A royal audience added a degree of lustre and prestige to the status of a colonial subject. Moreover, their position as a celebrated representative of their people also could be underscored by links to historical Indigenous individuals who had been attributed a semi-monarchical or regal status. Jones stated that he was part of a long line of Indigenous people, such as Pocahontas and King Philip, both of whom had enjoyed an elevated position within their own nations and had also been highly visible actors within metropolitan and colonial society. George Copway’s connections with particular members of English society, many of them committed to liberalism and reform causes (abolition and penal and educational reform, to name a few), are interwoven throughout his book Running Sketches, offered as proof that he was recognized as an important figure. While in Liverpool, he was entertained by Richard Rathbone and his brother, the former mayor of that city, along with the “chief magistrate” E. Rushton, who had previously accompanied Copway to watch Police Court proceedings. In London he actively sought out a number of English politicians. Copway dined at Fintan’s Hotel with Mr Brotherton, “the vegetarian MP”; breakfasted with Richard Cobden, whose “solid English look I very much admire” and who asked him a number of questions about his country and people; and went to dinner at Lord Brougham’s, where he met lords and a marquis, “a nobler set of Englishmen I never beheld.” The company also included Mr. Gambardilli, the “celebrated portrait painter.”

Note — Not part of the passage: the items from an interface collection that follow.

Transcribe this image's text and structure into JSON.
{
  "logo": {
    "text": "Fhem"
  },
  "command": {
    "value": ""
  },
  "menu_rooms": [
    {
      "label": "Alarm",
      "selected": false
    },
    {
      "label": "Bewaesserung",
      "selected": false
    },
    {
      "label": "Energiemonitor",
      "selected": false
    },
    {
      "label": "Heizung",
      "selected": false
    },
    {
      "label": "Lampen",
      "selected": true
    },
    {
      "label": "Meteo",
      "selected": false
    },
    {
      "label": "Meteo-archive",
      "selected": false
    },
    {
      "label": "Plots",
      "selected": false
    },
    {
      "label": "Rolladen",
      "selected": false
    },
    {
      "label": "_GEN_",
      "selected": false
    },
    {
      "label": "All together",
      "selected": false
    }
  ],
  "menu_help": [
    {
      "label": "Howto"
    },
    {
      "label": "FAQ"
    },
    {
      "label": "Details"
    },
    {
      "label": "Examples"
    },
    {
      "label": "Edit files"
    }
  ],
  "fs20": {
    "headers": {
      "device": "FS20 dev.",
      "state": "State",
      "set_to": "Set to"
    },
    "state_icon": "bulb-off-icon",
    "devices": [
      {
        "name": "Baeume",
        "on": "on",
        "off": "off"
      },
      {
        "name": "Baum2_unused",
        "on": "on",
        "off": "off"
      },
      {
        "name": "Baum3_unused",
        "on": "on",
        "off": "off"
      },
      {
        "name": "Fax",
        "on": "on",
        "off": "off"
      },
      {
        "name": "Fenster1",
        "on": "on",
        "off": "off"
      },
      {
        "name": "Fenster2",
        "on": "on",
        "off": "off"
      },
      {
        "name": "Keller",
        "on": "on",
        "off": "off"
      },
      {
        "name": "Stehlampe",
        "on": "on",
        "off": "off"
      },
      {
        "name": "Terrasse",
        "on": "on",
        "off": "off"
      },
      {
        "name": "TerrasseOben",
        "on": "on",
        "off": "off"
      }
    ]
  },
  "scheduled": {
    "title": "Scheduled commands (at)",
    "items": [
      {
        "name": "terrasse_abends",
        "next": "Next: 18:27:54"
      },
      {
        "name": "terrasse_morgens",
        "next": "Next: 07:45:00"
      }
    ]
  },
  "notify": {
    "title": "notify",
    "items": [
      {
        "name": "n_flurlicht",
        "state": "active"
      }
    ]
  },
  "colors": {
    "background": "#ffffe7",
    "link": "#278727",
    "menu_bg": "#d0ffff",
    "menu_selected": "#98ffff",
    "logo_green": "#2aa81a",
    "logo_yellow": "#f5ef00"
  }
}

After leaving his lodgings from Randall’s Hotel in Cheapside in favour of Hanover Square’s much quieter (and likely more elite) George Street, Copway found “an abundance of cards on my table. O fie, fie: these English will spoil me.” Gambardilli, Dr. Wiseman (quite likely the Roman Catholic cardinal), E. Saunders the “celebrated dentist,” and Lady Franklin and her brother, Sir Simpkinson: all extended dinner invitations, which he was happy to accept (although he was left exhausted by them). Upon his return to London, Copway feared he would disappoint his many callers. He was running out of time in London and, as well as receiving numerous letters and cards, also had invitations from two committees who wanted him as a speaker.
While it is difficult to determine whether all these meetings took place, the political and social concerns of many of these individuals makes it quite plausible that they would be sympathetic to and curious about the “Ojibway chief” who was so concerned about the well-being and advancement of his people.